When the case came to court Olive appeared wearing a long coat to which she had pinned bunches of violets. The prosecution evidence centred on suffragette literature found in the garden and the identification of them by a police officer at Holloway who had picked them out from thirteen women. Fifteen witnesses were called twelve of whom put the women at different places on the evening in question and few were certain that these were in fact the two involved. The house had been empty for three years and no one could say with any certainty how leaflets got into the garden. Olive’s barrister, George Rivers Blanco White, proffered no defence stating that the evidence was too flimsy on which to convict and thus Olive never spoke or gave an alibi. The judge was clear when he was speaking to the jury after the conclusion of the evidence that Olive had not said where she had been that night.
In less that fifteen minutes she was found guilty with the jury recommending clemency as she had been led astray by older women. Her barrister pointed out her health was frail which the judge dismissed stating it was her own fault as she refused food.

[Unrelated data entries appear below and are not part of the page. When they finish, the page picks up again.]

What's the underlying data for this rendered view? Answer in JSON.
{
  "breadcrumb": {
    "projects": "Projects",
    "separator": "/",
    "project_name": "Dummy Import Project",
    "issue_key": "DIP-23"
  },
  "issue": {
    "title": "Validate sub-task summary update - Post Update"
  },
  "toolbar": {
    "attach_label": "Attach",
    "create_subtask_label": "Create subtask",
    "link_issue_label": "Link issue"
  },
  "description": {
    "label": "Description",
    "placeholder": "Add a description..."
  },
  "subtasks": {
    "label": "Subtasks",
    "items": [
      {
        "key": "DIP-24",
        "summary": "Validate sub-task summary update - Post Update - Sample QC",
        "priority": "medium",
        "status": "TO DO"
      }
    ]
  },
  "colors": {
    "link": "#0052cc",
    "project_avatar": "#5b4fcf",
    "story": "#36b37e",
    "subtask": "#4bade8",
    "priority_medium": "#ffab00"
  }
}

She was sentenced to eighteen months, the judge’s only clemency being not to impose hard labour as he was entitled to do.
Tests were carried out on suffragettes on their release for the presence of bromide which relaxed the body making force feeding easier to administer. Its presence was detected when Olive was tested. Waldorf Astor, MP for Plymouth, alarmed at these revelations asked Reginald McKenna, Home Secretary, if there was any truth in these reports. Mckenna was clear no administration of bromide had taken place.

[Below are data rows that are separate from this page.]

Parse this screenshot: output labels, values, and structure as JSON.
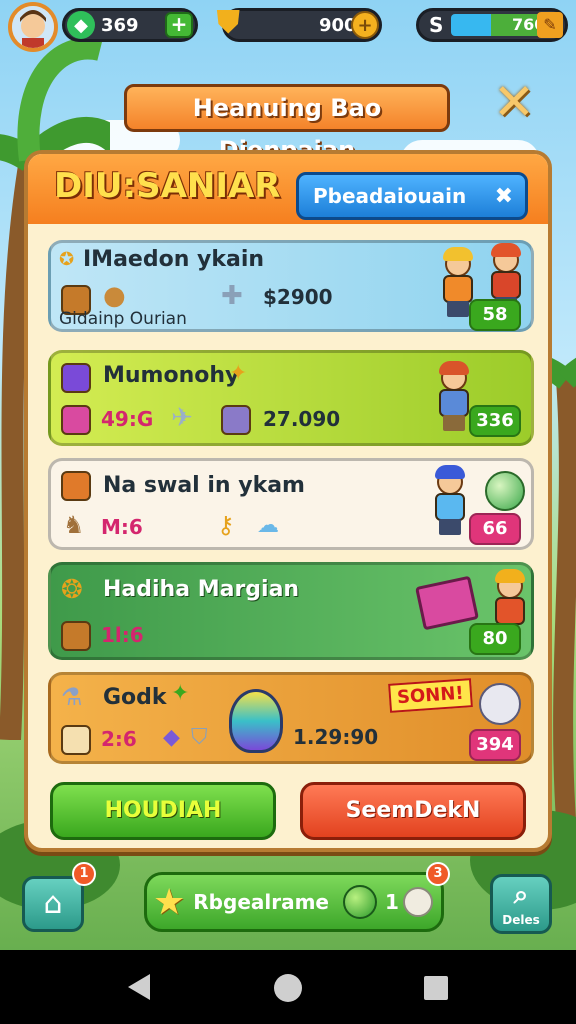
{
  "hud": {
    "gems": "369",
    "coins": "900",
    "cash": "760",
    "cash_symbol": "S"
  },
  "title": "Heanuing Bao Dienpaian",
  "panel": {
    "title": "DIU:SANIAR",
    "search_tab": "Pbeadaiouain"
  },
  "rows": [
    {
      "title": "IMaedon ykain",
      "subtitle": "Gidainp Ourian",
      "value": "$2900",
      "badge": "58",
      "color": "#bfe6f6",
      "badge_color": "#3aa81e"
    },
    {
      "title": "Mumonohy",
      "count": "49:G",
      "value": "27.090",
      "badge": "336",
      "color": "#b9df3a",
      "badge_color": "#3aa81e"
    },
    {
      "title": "Na swal in ykam",
      "count": "M:6",
      "badge": "66",
      "color": "#fbf4e8",
      "badge_color": "#e0357a"
    },
    {
      "title": "Hadiha Margian",
      "count": "1l:6",
      "badge": "80",
      "color": "#52a85c",
      "badge_color": "#3aa81e"
    },
    {
      "title": "Godk",
      "count": "2:6",
      "value": "1.29:90",
      "sale": "SONN!",
      "badge": "394",
      "color": "#e9a13a",
      "badge_color": "#e0357a"
    }
  ],
  "buttons": {
    "left": "HOUDIAH",
    "right": "SeemDekN"
  },
  "bottom": {
    "home_badge": "1",
    "pill_label": "Rbgealrame",
    "pill_count": "1",
    "pill_badge": "3",
    "right_label": "Deles"
  }
}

On March 25th 1914 Olive was released from prison have undertaken to stop her political activities. In the Suffragette she wrote that this had been a reluctant decision only made due to the state of her mother’s health. Whatever the truth of this statement at the time her mother lived until 1929. In a later letter Olive explained it was a combination of her mother’s health and the long term effect on her own health. She needed to earn a living and if she was too weak she would not be able to do so. Olive was tested again for bromide and again it was found to be present. This also found to be the case when tests were carried out on another suffragette. Dr Flora Murray outlined in a report supported by Dr Frank Moxon the consequences of the administration of bromide which could include long term mental impairment. It was a serious allegation in particular in light of the Home Secretary’s adamant denial but the gathering clouds of war seem to have averted the press attention.

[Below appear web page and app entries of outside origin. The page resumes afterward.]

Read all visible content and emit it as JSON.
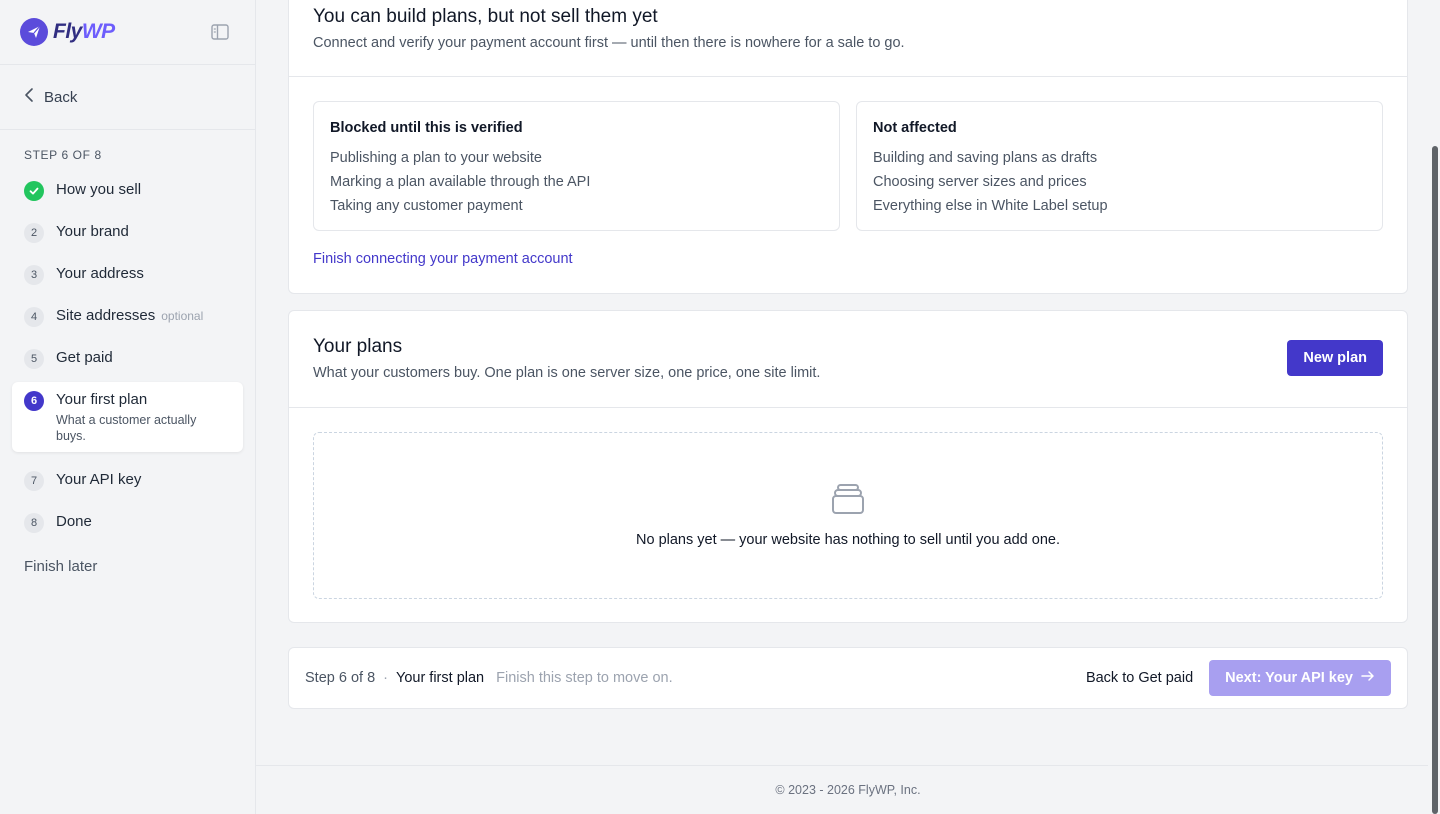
{
  "brand": {
    "name_a": "Fly",
    "name_b": "WP"
  },
  "sidebar": {
    "back_label": "Back",
    "step_heading": "STEP 6 OF 8",
    "steps": [
      {
        "num": "",
        "label": "How you sell"
      },
      {
        "num": "2",
        "label": "Your brand"
      },
      {
        "num": "3",
        "label": "Your address"
      },
      {
        "num": "4",
        "label": "Site addresses",
        "tag": "optional"
      },
      {
        "num": "5",
        "label": "Get paid"
      },
      {
        "num": "6",
        "label": "Your first plan",
        "sub": "What a customer actually buys."
      },
      {
        "num": "7",
        "label": "Your API key"
      },
      {
        "num": "8",
        "label": "Done"
      }
    ],
    "finish_later": "Finish later"
  },
  "warning": {
    "title": "You can build plans, but not sell them yet",
    "desc": "Connect and verify your payment account first — until then there is nowhere for a sale to go.",
    "blocked": {
      "title": "Blocked until this is verified",
      "items": [
        "Publishing a plan to your website",
        "Marking a plan available through the API",
        "Taking any customer payment"
      ]
    },
    "not_affected": {
      "title": "Not affected",
      "items": [
        "Building and saving plans as drafts",
        "Choosing server sizes and prices",
        "Everything else in White Label setup"
      ]
    },
    "link": "Finish connecting your payment account"
  },
  "plans": {
    "title": "Your plans",
    "desc": "What your customers buy. One plan is one server size, one price, one site limit.",
    "new_button": "New plan",
    "empty_text": "No plans yet — your website has nothing to sell until you add one."
  },
  "footer": {
    "step": "Step 6 of 8",
    "dot": "·",
    "title": "Your first plan",
    "hint": "Finish this step to move on.",
    "back": "Back to Get paid",
    "next": "Next: Your API key"
  },
  "copyright": "© 2023 - 2026 FlyWP, Inc.",
  "colors": {
    "accent": "#4338ca",
    "success": "#22c55e",
    "next_disabled": "#a89ff0"
  }
}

After the First World War Olive founded a secretarial business in London joining the Clerical and Administrative Workers Union. Eventually moving to Suffolk she became a leading member of the Sudbury and Woodbridge Labour Party. She died in 1978.
With thanks to the Museum of London
Votes for Women